Work through the records that follow and return each line containing the word "Avira".

============

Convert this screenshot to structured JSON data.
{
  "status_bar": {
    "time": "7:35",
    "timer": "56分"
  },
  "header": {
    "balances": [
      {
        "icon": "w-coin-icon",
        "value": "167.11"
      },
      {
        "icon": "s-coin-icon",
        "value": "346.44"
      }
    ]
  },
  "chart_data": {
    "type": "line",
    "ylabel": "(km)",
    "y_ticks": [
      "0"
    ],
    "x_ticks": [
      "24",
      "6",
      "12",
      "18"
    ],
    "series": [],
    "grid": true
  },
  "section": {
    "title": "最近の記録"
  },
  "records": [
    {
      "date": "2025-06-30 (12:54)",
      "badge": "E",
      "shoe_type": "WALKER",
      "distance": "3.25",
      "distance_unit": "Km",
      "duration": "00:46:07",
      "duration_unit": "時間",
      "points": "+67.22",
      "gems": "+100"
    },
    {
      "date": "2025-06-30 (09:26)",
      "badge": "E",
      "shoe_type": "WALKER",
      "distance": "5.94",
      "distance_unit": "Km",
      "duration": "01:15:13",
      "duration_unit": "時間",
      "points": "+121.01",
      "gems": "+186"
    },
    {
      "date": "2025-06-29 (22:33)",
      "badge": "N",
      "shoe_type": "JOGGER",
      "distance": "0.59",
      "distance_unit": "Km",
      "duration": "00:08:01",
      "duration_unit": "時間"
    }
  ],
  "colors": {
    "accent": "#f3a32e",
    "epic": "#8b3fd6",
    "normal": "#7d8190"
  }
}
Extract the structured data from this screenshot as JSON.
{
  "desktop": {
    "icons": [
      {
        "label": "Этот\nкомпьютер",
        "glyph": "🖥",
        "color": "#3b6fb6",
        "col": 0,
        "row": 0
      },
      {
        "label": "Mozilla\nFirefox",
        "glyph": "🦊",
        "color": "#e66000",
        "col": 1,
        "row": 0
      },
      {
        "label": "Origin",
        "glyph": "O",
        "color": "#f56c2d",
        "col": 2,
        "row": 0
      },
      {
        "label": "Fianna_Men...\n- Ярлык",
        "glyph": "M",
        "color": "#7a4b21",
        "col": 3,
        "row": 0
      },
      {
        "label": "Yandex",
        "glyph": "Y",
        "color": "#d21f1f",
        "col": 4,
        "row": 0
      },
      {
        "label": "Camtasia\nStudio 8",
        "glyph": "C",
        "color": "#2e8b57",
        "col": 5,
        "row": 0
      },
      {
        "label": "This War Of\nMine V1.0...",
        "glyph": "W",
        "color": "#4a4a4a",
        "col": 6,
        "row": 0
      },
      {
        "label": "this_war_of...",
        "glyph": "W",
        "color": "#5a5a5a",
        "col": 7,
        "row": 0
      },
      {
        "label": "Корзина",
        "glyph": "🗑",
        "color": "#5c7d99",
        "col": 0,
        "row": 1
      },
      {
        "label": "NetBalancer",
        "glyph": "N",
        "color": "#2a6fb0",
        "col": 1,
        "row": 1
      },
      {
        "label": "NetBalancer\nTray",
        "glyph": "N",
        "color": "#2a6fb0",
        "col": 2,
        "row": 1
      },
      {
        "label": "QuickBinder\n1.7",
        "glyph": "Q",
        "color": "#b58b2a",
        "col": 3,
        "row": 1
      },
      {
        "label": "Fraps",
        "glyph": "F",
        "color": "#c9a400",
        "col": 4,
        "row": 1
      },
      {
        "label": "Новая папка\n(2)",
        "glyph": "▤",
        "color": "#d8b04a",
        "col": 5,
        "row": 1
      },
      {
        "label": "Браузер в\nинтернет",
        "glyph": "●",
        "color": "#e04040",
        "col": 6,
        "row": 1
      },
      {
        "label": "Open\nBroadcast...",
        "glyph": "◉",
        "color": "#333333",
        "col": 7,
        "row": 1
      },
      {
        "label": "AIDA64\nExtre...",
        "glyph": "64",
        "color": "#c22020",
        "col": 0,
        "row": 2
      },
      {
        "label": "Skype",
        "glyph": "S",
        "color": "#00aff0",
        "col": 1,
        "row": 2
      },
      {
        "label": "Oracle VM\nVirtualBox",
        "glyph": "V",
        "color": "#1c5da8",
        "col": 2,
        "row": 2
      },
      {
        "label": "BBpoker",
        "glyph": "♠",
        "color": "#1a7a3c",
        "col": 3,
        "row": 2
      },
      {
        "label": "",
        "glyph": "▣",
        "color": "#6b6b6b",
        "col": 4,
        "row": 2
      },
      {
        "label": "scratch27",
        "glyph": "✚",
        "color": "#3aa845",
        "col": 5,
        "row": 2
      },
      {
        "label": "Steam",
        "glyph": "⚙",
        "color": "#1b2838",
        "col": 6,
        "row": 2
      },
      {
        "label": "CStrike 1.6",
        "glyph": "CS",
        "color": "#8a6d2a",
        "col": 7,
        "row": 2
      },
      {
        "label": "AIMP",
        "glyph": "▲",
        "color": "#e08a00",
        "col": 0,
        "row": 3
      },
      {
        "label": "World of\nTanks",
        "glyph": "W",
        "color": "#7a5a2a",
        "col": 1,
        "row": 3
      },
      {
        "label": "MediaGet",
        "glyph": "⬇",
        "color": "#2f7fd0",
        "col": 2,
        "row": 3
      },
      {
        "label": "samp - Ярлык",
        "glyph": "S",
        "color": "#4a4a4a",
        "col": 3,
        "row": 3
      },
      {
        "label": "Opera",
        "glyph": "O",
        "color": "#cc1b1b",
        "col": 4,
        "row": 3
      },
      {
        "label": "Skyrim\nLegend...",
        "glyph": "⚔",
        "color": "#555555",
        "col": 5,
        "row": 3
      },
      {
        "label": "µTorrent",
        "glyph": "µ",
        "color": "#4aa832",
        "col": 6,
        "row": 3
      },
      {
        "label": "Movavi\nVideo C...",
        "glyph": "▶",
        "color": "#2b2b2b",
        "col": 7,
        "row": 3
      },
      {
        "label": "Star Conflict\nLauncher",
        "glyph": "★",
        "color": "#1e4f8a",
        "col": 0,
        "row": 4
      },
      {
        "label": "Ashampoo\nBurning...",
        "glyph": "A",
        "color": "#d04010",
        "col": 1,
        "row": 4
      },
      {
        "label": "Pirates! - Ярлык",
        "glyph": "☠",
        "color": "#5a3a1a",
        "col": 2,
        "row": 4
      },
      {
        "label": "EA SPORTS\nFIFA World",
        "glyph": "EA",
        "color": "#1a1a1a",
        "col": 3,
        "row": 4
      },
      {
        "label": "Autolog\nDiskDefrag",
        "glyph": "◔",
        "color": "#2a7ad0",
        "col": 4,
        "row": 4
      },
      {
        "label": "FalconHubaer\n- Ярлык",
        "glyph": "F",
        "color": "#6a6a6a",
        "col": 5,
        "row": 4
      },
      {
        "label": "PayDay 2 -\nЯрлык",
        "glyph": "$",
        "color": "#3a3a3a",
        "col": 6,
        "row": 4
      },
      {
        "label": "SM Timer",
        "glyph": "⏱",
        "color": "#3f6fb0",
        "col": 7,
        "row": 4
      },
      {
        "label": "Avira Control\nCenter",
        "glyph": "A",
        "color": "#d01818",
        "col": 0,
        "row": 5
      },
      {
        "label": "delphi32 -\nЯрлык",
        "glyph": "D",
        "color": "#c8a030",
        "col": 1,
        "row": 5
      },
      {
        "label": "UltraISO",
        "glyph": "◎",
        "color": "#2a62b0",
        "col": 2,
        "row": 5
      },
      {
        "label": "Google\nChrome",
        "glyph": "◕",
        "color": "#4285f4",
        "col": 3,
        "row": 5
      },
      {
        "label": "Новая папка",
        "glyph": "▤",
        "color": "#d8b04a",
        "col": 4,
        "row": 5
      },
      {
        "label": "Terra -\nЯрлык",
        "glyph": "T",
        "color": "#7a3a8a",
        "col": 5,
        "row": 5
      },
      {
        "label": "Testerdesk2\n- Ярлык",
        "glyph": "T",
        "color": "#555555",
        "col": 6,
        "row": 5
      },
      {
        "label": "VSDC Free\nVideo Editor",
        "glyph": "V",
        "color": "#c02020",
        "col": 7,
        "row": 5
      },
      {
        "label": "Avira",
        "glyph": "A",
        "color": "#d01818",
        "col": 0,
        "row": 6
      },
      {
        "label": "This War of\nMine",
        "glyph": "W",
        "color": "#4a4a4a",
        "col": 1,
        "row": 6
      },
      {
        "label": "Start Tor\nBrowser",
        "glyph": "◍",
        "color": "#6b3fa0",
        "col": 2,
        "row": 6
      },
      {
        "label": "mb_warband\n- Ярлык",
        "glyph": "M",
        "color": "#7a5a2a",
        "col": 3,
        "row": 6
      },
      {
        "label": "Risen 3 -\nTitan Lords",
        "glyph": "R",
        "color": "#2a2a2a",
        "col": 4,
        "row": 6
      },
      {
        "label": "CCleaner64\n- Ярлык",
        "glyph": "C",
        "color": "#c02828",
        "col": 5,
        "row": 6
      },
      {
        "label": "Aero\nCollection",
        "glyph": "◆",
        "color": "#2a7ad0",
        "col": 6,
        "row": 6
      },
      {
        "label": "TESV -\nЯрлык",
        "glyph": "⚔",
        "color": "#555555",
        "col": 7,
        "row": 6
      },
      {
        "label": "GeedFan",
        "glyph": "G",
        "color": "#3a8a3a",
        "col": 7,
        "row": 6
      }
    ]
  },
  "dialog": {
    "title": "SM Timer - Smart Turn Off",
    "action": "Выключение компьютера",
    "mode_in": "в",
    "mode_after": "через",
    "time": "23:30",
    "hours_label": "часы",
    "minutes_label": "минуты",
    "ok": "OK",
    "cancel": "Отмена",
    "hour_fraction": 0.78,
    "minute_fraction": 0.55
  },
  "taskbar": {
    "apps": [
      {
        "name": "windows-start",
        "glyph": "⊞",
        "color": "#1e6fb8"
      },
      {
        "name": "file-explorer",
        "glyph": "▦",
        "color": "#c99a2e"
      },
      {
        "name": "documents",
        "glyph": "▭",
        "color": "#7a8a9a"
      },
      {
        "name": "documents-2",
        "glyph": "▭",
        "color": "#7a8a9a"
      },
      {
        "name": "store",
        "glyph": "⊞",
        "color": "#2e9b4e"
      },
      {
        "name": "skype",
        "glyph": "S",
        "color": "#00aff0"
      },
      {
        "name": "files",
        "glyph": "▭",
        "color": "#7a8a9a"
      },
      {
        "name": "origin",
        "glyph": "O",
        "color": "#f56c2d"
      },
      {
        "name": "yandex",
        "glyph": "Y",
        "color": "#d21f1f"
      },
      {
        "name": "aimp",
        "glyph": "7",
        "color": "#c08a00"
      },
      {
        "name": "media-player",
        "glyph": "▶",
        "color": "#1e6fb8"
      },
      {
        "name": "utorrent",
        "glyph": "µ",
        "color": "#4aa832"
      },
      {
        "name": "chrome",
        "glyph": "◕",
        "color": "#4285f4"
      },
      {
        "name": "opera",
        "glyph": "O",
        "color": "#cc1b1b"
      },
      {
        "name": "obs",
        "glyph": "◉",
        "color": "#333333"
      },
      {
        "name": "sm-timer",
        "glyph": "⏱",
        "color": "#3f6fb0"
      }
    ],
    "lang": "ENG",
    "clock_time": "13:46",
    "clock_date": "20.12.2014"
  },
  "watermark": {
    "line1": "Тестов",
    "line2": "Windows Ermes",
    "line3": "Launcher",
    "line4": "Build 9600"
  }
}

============

● ANSWER FOR THIS EXERCISE:
        "label": "Avira Control\nCenter",
        "label": "Avira",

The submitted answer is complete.